GLOBALFOUNDRIES Introduces New 12nm FinFET Technology for High-Performance Applications September 20th, 2017

Tools

Graphene based terahertz absorbers: Printable graphene inks enable ultrafast lasers in the terahertz range September 13th, 2017

Chemical hot spots: Scanning tunneling microscopy measurements identify active sites on catalyst surfaces September 7th, 2017

Phenom-World selects Deben to supply a tensile stage as an accessory to their range of desktop SEMs August 29th, 2017

New results reveal high tunability of 2-D material: Berkeley Lab-led team also provides most precise band gap measurement yet for hotly studied monolayer moly sulfide August 26th, 2017

Aerospace/Space

Leti Develops Proof of Concept to Test Wireless Systems in Aircraft: Will Present Results of Joint Project at AeroTech Conference And Exhibition in Fort Worth, Texas, Sept. 26-28 September 20th, 2017

A revolution in lithium-ion batteries is becoming more realistic September 5th, 2017

The July 23 close fly-by of asteroid 2017 BS5 is explored in a Q&A with Dr. John S. Lewis, chief scientist at Deep Space Industries July 23rd, 2017

National Space Society Governor Scott Pace Named to National Space Council as Executive Secretary July 18th, 2017

NanoNews-Digest
The latest news from around the world, FREE



  Premium Products
NanoNews-Custom
Only the news you want to read!
 Learn More
NanoTech-Transfer
University Technology Transfer & Patents
 Learn More
NanoStrategies
Full-service, expert consulting
 Learn More

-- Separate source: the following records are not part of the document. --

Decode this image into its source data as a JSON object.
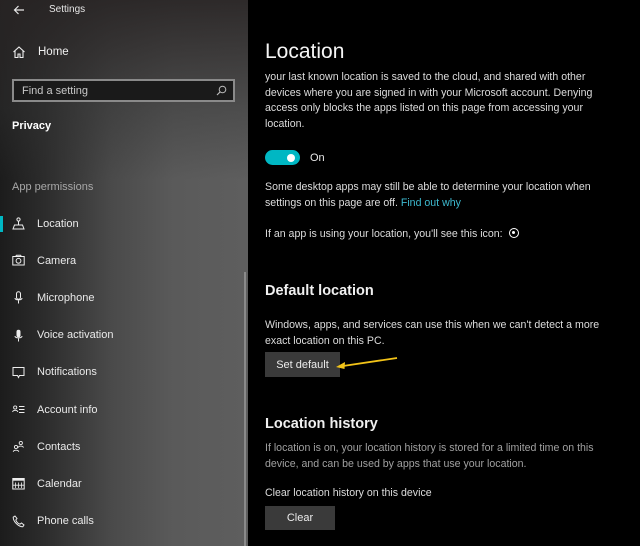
{
  "window": {
    "title": "Settings",
    "back_icon": "back-arrow-icon"
  },
  "sidebar": {
    "home_label": "Home",
    "home_icon": "home-icon",
    "search": {
      "placeholder": "Find a setting",
      "value": "",
      "icon": "search-icon"
    },
    "section_title": "Privacy",
    "group_label": "App permissions",
    "items": [
      {
        "label": "Location",
        "icon": "location-icon",
        "active": true
      },
      {
        "label": "Camera",
        "icon": "camera-icon",
        "active": false
      },
      {
        "label": "Microphone",
        "icon": "microphone-icon",
        "active": false
      },
      {
        "label": "Voice activation",
        "icon": "voice-activation-icon",
        "active": false
      },
      {
        "label": "Notifications",
        "icon": "notifications-icon",
        "active": false
      },
      {
        "label": "Account info",
        "icon": "account-info-icon",
        "active": false
      },
      {
        "label": "Contacts",
        "icon": "contacts-icon",
        "active": false
      },
      {
        "label": "Calendar",
        "icon": "calendar-icon",
        "active": false
      },
      {
        "label": "Phone calls",
        "icon": "phone-icon",
        "active": false
      }
    ]
  },
  "main": {
    "title": "Location",
    "intro": "your last known location is saved to the cloud, and shared with other devices where you are signed in with your Microsoft account. Denying access only blocks the apps listed on this page from accessing your location.",
    "toggle": {
      "state": "On",
      "on": true
    },
    "desktop_apps_note": "Some desktop apps may still be able to determine your location when settings on this page are off.",
    "find_out_why": "Find out why",
    "icon_note": "If an app is using your location, you'll see this icon:",
    "default_location": {
      "heading": "Default location",
      "description": "Windows, apps, and services can use this when we can't detect a more exact location on this PC.",
      "button": "Set default"
    },
    "location_history": {
      "heading": "Location history",
      "description": "If location is on, your location history is stored for a limited time on this device, and can be used by apps that use your location.",
      "clear_label": "Clear location history on this device",
      "button": "Clear"
    }
  },
  "colors": {
    "accent": "#00b7c3",
    "link": "#3dbad0",
    "annotation_arrow": "#f2c318",
    "button_bg": "#3a3a3a"
  }
}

ASP
Nanotechnology Now Featured Books




NNN

The Hunger Project